Writers may well be reputed to be an aggregation of distinct and well-defined individuals laboring in compatibility in order to bring forth something on paper exclusively from their cultivatable minds; and Writer Must does give the effect to fit that analogy.
Hand or liquid soaps are definite musts in the bathroom.
Partygoers can also look forward to a range of original hard rock songs from MUST's upcoming album and Black Lime will finish off the event with a selection of well-known rock covers.
The report, "SR1,200 salary set for Indian housemaids," (July 22) has many "musts" for those employers who wish to hire a maid.
The "musts" are: the issue of Syria must be resolved through political means; the future of Syria must be decided by its own people; an inclusive political transition process must be promoted; national reconciliation and Syria's unity must be achieved in Syria.
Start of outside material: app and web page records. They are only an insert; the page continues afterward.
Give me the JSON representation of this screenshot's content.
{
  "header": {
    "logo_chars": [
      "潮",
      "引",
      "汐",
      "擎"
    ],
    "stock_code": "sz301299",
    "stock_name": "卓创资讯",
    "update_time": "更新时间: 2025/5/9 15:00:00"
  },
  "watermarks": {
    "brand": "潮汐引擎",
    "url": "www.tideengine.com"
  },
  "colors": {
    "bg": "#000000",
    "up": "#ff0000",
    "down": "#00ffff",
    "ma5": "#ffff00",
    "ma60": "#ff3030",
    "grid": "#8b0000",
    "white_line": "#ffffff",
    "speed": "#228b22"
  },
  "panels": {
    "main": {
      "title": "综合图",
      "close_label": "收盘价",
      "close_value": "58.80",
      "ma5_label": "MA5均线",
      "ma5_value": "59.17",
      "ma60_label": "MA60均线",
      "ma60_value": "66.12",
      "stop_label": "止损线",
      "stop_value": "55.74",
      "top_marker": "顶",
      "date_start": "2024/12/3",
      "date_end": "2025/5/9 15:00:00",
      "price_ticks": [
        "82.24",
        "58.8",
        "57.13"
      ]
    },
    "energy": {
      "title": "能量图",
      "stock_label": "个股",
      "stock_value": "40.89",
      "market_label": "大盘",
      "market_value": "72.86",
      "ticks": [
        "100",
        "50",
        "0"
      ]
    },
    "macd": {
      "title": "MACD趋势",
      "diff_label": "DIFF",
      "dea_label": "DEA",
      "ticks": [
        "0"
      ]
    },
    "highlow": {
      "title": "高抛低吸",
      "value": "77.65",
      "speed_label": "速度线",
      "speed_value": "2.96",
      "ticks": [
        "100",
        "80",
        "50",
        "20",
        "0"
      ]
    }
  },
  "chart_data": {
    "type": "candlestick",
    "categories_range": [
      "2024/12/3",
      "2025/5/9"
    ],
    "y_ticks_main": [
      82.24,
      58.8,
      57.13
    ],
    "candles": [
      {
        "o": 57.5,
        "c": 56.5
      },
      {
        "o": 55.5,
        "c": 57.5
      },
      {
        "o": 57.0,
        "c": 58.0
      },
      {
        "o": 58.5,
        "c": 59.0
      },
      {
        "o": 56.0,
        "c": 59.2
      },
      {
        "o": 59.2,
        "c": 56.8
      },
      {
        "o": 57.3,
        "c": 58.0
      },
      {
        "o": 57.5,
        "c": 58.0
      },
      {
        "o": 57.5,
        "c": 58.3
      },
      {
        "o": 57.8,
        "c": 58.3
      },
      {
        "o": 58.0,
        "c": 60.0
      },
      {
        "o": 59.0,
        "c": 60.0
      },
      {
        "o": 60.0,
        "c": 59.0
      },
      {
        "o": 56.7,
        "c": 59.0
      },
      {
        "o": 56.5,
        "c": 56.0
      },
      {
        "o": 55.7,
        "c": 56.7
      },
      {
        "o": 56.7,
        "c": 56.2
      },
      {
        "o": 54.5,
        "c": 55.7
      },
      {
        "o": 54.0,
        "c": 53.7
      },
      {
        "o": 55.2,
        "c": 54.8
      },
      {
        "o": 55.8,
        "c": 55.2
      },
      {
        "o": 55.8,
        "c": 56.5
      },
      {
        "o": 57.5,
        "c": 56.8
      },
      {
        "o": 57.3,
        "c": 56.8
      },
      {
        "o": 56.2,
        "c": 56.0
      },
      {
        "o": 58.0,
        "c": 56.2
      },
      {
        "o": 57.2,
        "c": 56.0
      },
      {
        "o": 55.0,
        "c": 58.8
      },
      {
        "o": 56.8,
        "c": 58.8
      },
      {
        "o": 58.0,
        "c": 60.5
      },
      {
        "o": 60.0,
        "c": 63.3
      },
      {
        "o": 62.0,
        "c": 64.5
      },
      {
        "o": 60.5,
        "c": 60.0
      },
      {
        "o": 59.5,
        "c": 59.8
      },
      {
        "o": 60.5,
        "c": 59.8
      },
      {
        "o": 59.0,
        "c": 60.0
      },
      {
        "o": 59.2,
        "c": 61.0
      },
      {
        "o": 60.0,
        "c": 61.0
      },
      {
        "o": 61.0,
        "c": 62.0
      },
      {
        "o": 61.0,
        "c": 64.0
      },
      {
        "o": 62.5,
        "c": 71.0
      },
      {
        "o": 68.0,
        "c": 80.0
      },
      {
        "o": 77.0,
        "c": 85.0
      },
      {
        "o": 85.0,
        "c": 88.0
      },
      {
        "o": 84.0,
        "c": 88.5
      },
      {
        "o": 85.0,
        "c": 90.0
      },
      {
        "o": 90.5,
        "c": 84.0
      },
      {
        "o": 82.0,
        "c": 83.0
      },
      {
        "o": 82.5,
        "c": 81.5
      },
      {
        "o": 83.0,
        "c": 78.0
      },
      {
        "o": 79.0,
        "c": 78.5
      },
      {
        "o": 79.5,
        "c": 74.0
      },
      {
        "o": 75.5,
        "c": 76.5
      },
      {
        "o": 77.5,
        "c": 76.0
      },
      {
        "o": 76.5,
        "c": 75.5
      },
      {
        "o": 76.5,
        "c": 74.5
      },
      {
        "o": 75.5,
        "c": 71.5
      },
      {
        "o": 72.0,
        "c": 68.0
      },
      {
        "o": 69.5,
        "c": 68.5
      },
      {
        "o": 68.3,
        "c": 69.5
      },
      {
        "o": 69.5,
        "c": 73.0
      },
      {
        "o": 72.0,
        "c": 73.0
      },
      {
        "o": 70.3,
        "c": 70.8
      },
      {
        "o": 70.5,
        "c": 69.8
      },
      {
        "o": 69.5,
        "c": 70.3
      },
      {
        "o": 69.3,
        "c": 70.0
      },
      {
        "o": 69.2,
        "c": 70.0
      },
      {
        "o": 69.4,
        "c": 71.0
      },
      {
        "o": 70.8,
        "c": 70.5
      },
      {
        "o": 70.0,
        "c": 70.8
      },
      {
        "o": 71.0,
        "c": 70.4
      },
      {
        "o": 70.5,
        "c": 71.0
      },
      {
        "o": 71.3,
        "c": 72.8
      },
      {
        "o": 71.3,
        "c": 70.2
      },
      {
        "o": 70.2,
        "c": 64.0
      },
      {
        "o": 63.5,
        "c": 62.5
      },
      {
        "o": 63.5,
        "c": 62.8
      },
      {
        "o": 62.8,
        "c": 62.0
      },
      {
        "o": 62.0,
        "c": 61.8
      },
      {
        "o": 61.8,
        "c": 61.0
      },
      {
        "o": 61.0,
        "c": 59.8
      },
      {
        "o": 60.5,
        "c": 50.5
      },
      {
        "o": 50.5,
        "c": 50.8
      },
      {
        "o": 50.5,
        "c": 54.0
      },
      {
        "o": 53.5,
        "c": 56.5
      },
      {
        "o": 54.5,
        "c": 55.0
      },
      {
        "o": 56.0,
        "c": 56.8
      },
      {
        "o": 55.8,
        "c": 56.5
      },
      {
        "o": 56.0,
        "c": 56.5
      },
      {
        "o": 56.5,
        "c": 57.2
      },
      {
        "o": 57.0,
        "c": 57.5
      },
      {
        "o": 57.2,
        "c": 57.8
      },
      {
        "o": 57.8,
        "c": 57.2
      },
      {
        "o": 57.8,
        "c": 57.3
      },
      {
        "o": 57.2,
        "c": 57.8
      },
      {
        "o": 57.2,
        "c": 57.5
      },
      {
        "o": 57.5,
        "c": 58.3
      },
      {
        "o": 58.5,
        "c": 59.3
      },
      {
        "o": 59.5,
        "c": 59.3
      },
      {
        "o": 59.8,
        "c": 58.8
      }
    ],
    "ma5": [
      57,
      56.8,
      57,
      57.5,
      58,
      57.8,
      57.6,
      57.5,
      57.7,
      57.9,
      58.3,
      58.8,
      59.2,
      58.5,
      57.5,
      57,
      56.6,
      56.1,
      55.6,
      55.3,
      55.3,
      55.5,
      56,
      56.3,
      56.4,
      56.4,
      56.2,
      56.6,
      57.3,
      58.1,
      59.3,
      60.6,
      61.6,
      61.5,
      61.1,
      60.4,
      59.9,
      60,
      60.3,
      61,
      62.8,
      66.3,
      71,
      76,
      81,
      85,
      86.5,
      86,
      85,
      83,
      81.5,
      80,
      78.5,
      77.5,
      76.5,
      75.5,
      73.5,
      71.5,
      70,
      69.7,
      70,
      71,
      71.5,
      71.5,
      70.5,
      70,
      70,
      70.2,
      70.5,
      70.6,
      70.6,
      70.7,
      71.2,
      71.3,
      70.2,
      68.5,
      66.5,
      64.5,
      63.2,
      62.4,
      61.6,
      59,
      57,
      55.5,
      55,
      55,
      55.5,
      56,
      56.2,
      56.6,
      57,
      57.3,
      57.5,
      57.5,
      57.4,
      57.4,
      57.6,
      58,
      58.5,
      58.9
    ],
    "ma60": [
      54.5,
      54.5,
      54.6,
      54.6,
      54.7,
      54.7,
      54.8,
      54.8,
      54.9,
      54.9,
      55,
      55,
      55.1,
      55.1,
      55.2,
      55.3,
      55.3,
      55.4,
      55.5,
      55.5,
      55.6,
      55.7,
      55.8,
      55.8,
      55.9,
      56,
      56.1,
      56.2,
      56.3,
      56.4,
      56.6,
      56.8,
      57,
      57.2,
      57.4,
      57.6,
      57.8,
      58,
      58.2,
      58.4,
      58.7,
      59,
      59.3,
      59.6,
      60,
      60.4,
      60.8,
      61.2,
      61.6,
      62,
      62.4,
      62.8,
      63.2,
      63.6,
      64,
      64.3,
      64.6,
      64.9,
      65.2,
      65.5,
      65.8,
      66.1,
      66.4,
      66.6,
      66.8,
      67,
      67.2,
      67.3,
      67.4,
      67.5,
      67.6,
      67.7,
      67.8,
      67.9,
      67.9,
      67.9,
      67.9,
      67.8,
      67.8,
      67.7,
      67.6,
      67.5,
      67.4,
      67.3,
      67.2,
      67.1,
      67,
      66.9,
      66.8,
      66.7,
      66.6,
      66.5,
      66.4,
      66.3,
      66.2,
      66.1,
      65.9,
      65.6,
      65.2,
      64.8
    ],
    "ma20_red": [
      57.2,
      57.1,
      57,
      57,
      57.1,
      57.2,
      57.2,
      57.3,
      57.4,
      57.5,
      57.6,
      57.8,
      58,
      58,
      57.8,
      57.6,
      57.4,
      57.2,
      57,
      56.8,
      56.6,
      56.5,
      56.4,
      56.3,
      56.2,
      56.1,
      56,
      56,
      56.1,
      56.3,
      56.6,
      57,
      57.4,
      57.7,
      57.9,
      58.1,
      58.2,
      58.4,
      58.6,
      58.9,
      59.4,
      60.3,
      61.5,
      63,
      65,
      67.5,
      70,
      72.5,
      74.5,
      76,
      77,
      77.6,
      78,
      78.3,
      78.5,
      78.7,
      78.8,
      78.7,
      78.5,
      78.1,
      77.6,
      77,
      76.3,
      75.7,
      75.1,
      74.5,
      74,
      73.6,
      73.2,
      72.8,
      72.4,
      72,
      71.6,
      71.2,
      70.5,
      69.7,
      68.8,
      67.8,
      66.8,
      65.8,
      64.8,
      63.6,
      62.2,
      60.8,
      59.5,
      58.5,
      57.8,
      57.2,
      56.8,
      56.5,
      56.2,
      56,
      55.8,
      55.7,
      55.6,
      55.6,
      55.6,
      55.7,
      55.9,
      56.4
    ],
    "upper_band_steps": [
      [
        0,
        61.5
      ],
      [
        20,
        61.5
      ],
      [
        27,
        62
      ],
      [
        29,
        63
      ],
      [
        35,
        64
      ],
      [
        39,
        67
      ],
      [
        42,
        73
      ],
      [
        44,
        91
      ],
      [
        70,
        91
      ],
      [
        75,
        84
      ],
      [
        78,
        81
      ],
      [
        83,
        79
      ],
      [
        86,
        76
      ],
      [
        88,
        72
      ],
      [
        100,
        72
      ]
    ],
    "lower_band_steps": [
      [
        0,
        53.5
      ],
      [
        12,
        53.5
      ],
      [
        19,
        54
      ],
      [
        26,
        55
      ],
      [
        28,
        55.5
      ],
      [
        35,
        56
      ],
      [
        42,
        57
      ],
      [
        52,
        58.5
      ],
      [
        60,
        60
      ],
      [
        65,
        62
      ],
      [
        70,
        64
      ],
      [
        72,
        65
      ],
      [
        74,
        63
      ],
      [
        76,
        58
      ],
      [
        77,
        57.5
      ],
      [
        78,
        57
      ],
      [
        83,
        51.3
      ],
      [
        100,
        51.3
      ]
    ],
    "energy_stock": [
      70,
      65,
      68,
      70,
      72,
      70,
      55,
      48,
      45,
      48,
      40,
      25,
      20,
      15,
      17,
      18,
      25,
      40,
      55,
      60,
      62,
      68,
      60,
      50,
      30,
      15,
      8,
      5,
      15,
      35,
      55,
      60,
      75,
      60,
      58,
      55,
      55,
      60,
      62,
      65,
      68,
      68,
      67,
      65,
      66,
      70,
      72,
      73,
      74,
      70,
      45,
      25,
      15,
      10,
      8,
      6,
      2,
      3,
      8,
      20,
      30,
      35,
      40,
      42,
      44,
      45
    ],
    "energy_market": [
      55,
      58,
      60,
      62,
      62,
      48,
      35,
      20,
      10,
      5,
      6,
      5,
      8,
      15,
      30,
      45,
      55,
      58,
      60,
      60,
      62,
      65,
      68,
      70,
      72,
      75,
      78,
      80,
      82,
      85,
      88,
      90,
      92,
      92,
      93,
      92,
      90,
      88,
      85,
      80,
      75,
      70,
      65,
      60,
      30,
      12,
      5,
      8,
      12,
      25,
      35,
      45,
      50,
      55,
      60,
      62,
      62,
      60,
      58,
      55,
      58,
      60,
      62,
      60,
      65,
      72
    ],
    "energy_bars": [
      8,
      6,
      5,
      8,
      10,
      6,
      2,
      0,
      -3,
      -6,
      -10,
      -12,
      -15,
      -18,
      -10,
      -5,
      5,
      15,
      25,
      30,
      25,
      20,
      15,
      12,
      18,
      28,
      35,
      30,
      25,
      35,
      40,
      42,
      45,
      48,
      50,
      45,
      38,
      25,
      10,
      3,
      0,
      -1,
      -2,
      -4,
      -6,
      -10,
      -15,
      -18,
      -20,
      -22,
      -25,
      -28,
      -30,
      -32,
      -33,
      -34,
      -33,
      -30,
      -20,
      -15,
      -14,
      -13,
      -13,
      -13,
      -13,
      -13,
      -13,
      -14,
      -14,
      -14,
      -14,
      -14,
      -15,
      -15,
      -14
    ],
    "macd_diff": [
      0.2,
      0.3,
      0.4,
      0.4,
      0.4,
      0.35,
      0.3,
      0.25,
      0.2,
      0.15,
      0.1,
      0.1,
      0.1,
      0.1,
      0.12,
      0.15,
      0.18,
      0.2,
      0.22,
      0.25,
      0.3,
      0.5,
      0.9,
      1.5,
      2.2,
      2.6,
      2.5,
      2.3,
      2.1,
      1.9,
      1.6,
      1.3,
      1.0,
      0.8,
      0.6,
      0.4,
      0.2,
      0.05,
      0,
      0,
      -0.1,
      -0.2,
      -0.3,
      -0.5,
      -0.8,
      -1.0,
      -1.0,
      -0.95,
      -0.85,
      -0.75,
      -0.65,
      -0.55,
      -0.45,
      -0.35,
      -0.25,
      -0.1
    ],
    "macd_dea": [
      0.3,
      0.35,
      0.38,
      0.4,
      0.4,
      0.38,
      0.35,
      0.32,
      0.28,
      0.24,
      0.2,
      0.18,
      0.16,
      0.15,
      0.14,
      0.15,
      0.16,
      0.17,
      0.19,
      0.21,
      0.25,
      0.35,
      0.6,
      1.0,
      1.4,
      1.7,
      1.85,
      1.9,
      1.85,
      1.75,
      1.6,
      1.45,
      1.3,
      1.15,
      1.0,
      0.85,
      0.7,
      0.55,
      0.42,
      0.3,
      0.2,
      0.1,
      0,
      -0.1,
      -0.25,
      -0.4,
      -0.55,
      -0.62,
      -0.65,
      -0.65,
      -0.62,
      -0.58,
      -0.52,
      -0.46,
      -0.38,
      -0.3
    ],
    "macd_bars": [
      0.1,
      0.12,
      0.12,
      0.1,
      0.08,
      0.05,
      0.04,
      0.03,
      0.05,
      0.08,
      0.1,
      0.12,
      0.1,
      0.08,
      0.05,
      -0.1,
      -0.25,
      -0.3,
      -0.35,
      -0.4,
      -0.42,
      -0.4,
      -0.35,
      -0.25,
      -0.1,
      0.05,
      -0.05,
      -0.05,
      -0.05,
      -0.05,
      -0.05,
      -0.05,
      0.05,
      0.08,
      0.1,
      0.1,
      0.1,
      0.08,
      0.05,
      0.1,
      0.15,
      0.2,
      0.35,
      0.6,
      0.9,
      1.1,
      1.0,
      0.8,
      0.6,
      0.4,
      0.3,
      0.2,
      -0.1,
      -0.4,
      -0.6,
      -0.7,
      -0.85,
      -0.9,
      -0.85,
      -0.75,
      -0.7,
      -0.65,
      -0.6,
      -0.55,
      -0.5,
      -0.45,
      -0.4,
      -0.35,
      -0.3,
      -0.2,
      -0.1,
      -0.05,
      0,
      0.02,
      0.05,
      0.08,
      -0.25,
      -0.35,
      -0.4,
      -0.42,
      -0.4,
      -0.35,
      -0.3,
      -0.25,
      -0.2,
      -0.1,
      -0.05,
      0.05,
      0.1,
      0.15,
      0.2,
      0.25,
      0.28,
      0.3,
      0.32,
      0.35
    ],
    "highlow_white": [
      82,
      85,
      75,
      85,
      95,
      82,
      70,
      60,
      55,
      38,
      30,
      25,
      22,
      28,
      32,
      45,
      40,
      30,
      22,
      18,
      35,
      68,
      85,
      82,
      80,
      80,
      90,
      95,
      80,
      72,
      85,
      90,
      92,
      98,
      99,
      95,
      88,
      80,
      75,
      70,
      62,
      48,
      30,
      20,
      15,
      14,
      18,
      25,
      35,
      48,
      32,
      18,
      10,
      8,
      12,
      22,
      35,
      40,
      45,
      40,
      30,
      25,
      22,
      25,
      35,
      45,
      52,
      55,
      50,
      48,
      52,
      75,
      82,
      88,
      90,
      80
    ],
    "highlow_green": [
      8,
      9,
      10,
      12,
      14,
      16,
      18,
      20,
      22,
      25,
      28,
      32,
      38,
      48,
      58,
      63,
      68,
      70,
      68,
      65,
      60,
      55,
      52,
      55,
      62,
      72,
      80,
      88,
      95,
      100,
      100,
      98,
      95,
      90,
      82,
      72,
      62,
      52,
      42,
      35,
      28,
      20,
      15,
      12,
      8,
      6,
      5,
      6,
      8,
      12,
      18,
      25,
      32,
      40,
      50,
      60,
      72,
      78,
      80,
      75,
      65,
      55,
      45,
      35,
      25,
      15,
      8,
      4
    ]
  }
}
often ambiguous, conciliatory maybes, no musts, something between the
"High quality rail services and improved connectivity are increasingly important 'musts' for our cities' businesses, especially in terms of access to London and Manchester, and vital for inward investment.
For more tips, read "4 Business Plan Musts" at